The Norwegian government and the Konsberg Defense and Aerospace Group announced Monday that they will supply Ukraine with new anti-drone systems, funded by Kiev’s allies, to strengthen its defenses against these weapons, which are used extensively by Russia.
The Norwegian defense group stated that it had signed a contract worth 65 million Euros with the International Fund for Ukraine established by the United Kingdom, with the aim of supplying Kiev with a number of “Cortex Typhoon C-UAS” systems.
The group didn’t specify the number of systems, indicating that they are capable of shooting down drones or neutralizing their threat.
“This contract will significantly enhance the capabilities of the Ukrainian armed forces and strengthen their competence to protect the population and defend their country in the face of air threats,” Eric Lee, the group’s general manager said.
Within the same contract, the Norwegian government will supply Ukraine with “ATF Dingo 2” armored vehicles, heavy machine guns and ammunition.
The Norwegian Defense Minister Bjorn Arild Gram said in a statement that Western assistance is vital for Ukraine to be able to repel the brutal invasion that Russia launched in February 2022.
Drones are one of the most important weapons used in war as Russian forces has resorted to using them extensively against military and civilian targets in Ukraine, while the latter is increasingly resorting to it to target the Crimea peninsula, which Moscow annexed in 2014, in addition to areas within Russian territory, all the way to the capital.
For its part, the Russian army announced that it had sent a fighter jet on Monday to intercept a Norwegian warplane that was approaching Russia’s borders over the Barents Sea in the Arctic Ocean.
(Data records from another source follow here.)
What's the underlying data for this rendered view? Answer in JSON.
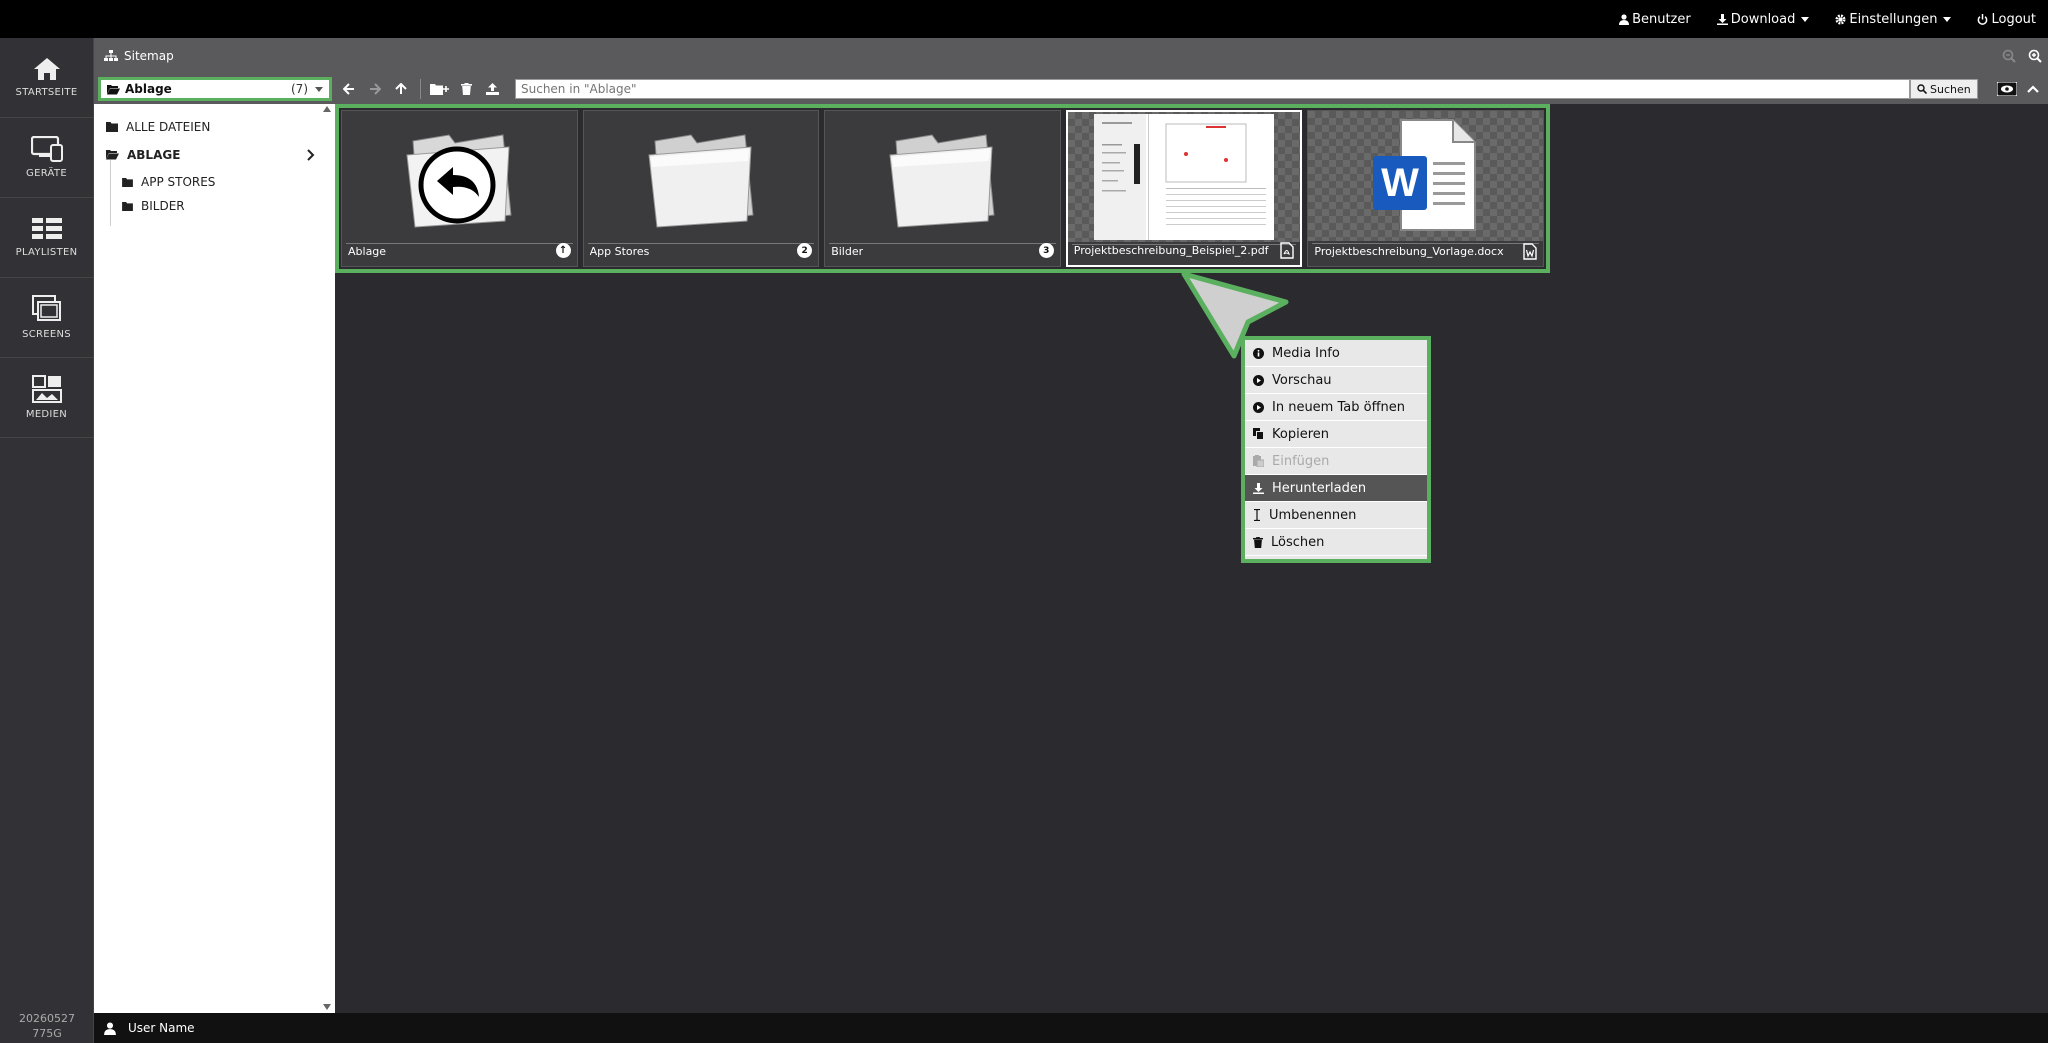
{
  "topbar": {
    "user": "Benutzer",
    "download": "Download",
    "settings": "Einstellungen",
    "logout": "Logout"
  },
  "sidebar": {
    "items": [
      {
        "label": "STARTSEITE",
        "icon": "home-icon"
      },
      {
        "label": "GERÄTE",
        "icon": "devices-icon"
      },
      {
        "label": "PLAYLISTEN",
        "icon": "playlist-icon"
      },
      {
        "label": "SCREENS",
        "icon": "screens-icon"
      },
      {
        "label": "MEDIEN",
        "icon": "media-icon"
      }
    ],
    "version_line1": "20260527",
    "version_line2": "775G"
  },
  "breadcrumb": {
    "label": "Sitemap"
  },
  "toolbar": {
    "folder_name": "Ablage",
    "folder_count": "(7)",
    "search_placeholder": "Suchen in \"Ablage\"",
    "search_button": "Suchen"
  },
  "tree": {
    "all_files": "ALLE DATEIEN",
    "current": "ABLAGE",
    "children": [
      "APP STORES",
      "BILDER"
    ]
  },
  "files": [
    {
      "name": "Ablage",
      "type": "parent",
      "badge": ""
    },
    {
      "name": "App Stores",
      "type": "folder",
      "badge": "2"
    },
    {
      "name": "Bilder",
      "type": "folder",
      "badge": "3"
    },
    {
      "name": "Projektbeschreibung_Beispiel_2.pdf",
      "type": "pdf",
      "badge": ""
    },
    {
      "name": "Projektbeschreibung_Vorlage.docx",
      "type": "docx",
      "badge": ""
    }
  ],
  "context_menu": {
    "items": [
      {
        "label": "Media Info",
        "icon": "info-icon",
        "state": "normal"
      },
      {
        "label": "Vorschau",
        "icon": "play-icon",
        "state": "normal"
      },
      {
        "label": "In neuem Tab öffnen",
        "icon": "play-icon",
        "state": "normal"
      },
      {
        "label": "Kopieren",
        "icon": "copy-icon",
        "state": "normal"
      },
      {
        "label": "Einfügen",
        "icon": "paste-icon",
        "state": "disabled"
      },
      {
        "label": "Herunterladen",
        "icon": "download-icon",
        "state": "active"
      },
      {
        "label": "Umbenennen",
        "icon": "text-cursor-icon",
        "state": "normal"
      },
      {
        "label": "Löschen",
        "icon": "trash-icon",
        "state": "normal"
      }
    ]
  },
  "statusbar": {
    "username": "User Name"
  },
  "colors": {
    "highlight": "#5bb060",
    "word_blue": "#185abd"
  }
}
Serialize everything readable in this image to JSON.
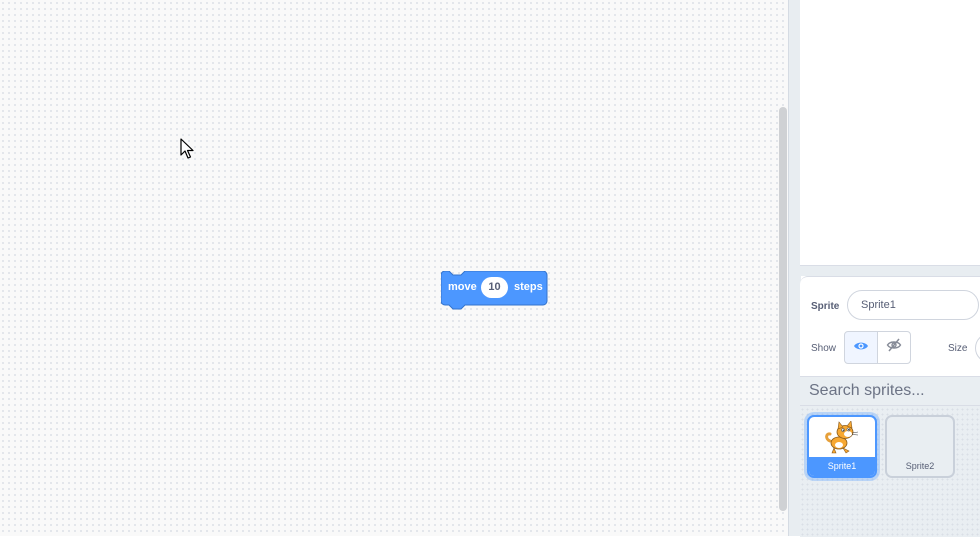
{
  "block": {
    "opcode_text": "move",
    "input_value": "10",
    "suffix_text": "steps",
    "color": "#4c97ff"
  },
  "sprite_info": {
    "sprite_label": "Sprite",
    "sprite_name": "Sprite1",
    "show_label": "Show",
    "size_label": "Size"
  },
  "sprite_list": {
    "search_placeholder": "Search sprites...",
    "sprites": [
      {
        "name": "Sprite1",
        "selected": true,
        "icon": "cat-costume-icon"
      },
      {
        "name": "Sprite2",
        "selected": false,
        "icon": ""
      }
    ]
  },
  "colors": {
    "accent": "#4c97ff",
    "text": "#575e75",
    "panel_bg": "#e9eef2"
  }
}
“As the Russian fighter approached, the foreign military plane turned back,” the Russian Ministry of Defense said in a statement, explaining that the Norwegian Boeing B-8A “Poseidon” is for maritime patrols.
The Russian defense ministry added, “No violation of the borders of the Russian Federation was allowed,” stressing that the interception process took place within the framework of respecting international regulations “without cutting off air routes” and without “dangerous convergence”.
Similar incidents have been repeated in recent years, between Russian planes and others belonging to NATO member states, even before the start of the conflict in Ukraine.
It often got over the Baltic Sea as well as over the Black Sea.
Last April, the Norwegian army announced that it had monitored and revealed the identity of a Russian patrol, which included, in particular, two strategic bombers and three fighters, in international airspace over the Barents Sea, as part of its implementation of a NATO mission.
In a separate statement Monday, the Russian military announced that many of its strategic bombers and fighters had carried out planned sorties over international waters in the Baltic, Barents and Norwegian seas, as well as in Eastern Siberia and other regions.